It seems like a collective madness, looking back. We already knew more than enough about Facebook – already knew that we were the product, that when we liked pages or posts we were providing data so that we could more efficiently be packaged up into different interest groups and sold. That when we did this diligently we were making the machine even more efficient at diverting money which previously sustained the mass media into Facebook.
We knew that Facebook would always act in the best interests of Facebook. That it had encouraged millions of brands and thousands of media organisations to spend heavily to grow their Facebook audiences based on the idea that they could speak to them through the feed, then changed the rules to show only a tiny fragment of the audience that content unless a toll was paid.
We knew enough already to know not to trust them. Yet we were desperate, starving, and easily seduced.”
“For all the many, many intelligent words Ford has written on the topic of rape culture in her two books and hundreds of columns, five simple words packed the biggest wallop: rape is in the room. Rape. Is. In. The. Room. I don’t think I’ve ever heard a more succinct summary of the way that sexual violence lives in the air that we breathe. Make no mistake, every woman that you know has a story of sexual violence or harassment, or knows someone who does. Ford makes that abundantly clear, before posing the biggest question of all: who is doing it to us?”
Danyl Mclauchlan: The uniquely damaging betrayals of Jami-Lee Ross
political & climate reportersFind Out More
“It’s not unusual for MPs to drift over the line from healthy self-confidence into the oncoming traffic of delusional narcissism. In many ways the parliamentary and party systems incentivise some of the harassment and toxic behaviour Jami-Lee Ross has been accused of. Almost everyone who works for an MP is on an events-based contract, meaning they can be sacked without notice or cause; serious incidents can be settled with confidentiality agreements negotiated via payments from the leaders’ funds; it’s in everyone’s best interest – the MP, the party, the unfortunate staffer with a future career to consider – for everything to be settled quietly.

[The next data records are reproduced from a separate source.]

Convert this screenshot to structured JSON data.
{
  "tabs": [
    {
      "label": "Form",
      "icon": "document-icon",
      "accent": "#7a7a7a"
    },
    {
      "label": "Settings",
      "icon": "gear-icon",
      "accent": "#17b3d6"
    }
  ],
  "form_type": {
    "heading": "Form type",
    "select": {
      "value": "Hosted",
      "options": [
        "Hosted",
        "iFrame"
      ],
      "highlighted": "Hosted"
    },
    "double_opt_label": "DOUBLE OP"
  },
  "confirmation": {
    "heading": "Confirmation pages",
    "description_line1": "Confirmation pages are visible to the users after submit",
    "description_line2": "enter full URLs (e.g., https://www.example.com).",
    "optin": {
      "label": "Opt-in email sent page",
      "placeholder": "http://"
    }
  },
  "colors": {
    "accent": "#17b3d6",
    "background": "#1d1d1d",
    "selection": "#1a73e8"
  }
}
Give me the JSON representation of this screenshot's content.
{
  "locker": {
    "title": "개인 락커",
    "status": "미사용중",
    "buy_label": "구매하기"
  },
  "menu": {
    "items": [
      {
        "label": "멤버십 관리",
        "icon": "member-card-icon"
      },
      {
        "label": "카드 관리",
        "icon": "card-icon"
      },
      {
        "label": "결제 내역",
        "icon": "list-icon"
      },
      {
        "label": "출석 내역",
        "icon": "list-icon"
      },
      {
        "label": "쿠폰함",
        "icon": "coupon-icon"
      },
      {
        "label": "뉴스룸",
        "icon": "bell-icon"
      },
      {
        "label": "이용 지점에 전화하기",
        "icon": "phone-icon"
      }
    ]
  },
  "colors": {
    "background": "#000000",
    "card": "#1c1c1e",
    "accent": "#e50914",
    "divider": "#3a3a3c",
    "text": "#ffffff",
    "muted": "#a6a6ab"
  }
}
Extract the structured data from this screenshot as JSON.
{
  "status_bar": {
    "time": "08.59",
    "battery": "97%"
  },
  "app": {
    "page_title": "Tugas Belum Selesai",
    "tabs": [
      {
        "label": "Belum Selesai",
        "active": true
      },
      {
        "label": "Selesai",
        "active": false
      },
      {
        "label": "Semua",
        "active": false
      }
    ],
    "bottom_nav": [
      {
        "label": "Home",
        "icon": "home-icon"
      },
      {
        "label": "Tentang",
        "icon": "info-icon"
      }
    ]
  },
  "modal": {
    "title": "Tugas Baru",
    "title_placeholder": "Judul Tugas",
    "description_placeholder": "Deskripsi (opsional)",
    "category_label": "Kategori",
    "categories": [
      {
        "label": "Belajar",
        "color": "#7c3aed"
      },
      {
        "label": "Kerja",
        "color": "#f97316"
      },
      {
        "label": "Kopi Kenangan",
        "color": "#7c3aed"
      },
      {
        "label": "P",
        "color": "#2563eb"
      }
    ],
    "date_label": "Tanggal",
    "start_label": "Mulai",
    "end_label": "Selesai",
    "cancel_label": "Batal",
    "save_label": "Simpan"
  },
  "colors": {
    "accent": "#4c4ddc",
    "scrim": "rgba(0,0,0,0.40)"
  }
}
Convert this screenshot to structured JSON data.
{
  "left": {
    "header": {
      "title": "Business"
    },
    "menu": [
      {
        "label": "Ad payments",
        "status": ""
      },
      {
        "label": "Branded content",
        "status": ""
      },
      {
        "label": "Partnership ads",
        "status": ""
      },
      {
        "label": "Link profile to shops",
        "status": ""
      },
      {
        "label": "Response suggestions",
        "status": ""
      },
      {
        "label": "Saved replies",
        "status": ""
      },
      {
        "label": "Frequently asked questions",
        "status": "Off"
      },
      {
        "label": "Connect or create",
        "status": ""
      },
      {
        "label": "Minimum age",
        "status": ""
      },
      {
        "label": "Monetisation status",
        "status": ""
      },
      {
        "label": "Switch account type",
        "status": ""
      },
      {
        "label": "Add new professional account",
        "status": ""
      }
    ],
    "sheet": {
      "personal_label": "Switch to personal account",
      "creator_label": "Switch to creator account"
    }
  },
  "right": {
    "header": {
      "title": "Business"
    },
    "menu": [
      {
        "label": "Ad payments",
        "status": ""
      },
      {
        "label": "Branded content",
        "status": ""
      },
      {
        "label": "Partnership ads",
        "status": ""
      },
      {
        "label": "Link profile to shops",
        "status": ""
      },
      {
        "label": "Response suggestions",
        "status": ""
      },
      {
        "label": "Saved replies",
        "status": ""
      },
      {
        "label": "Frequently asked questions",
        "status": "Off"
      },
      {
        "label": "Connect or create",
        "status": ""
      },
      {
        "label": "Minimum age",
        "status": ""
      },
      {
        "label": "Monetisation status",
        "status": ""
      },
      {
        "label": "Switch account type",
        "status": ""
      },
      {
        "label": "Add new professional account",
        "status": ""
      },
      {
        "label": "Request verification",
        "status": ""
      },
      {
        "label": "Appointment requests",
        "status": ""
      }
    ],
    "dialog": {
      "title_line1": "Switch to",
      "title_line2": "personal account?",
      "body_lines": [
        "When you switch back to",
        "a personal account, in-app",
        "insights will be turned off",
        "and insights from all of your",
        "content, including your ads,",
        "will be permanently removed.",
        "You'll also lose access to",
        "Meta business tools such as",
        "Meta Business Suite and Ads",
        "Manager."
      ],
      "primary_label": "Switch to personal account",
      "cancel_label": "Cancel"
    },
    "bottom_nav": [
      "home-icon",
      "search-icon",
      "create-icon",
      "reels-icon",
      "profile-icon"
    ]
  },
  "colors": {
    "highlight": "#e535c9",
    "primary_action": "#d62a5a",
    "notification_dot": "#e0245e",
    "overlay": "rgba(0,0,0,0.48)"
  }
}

Whichever party you support has or had toxic MPs who were protected by the leadership.
But there’s a limit. Sometimes MPs who go off the rails step down quietly, shuffling off to repair their devastated marriages, broken families, ruined mental health. Sometimes they’re forced out, scratching and biting, clawing at their party while insisting they’re the only one who can save it. But Jami-Lee Ross just put all those previous flameouts to shame. No one has ever seen anything like it in New Zealand politics. What makes him so uniquely terrible?”
Hayden Donnell: The scandalous truth about the Huntly Deka Sign
Those letters had always been our real target. We wanted to secure them, and had arranged for me to appeal to the sign’s owner, Sid Patel, to give them to us on our last morning of filming in Huntly. The interview went well. Patel agreed to hand them over. Then as things drew to a close, he dropped a bombshell. He’d never given consent for the letters to be removed. He’d gone outside his store one day to find a group of men in a cherry picker taking his sign apart. He remonstrated with them. Why were they altering a sign that he’d loved and maintained for more 20 years without getting his consent?
Join The Spinoff Members for as little as $1 to help us hire more journalists and do more investigations. Or get a free Toby Morris-designed tea towel when you contribute $80 or more over a year.
The Bulletin is The Spinoff’s acclaimed daily digest of New Zealand’s most important stories, delivered directly to your inbox each morning.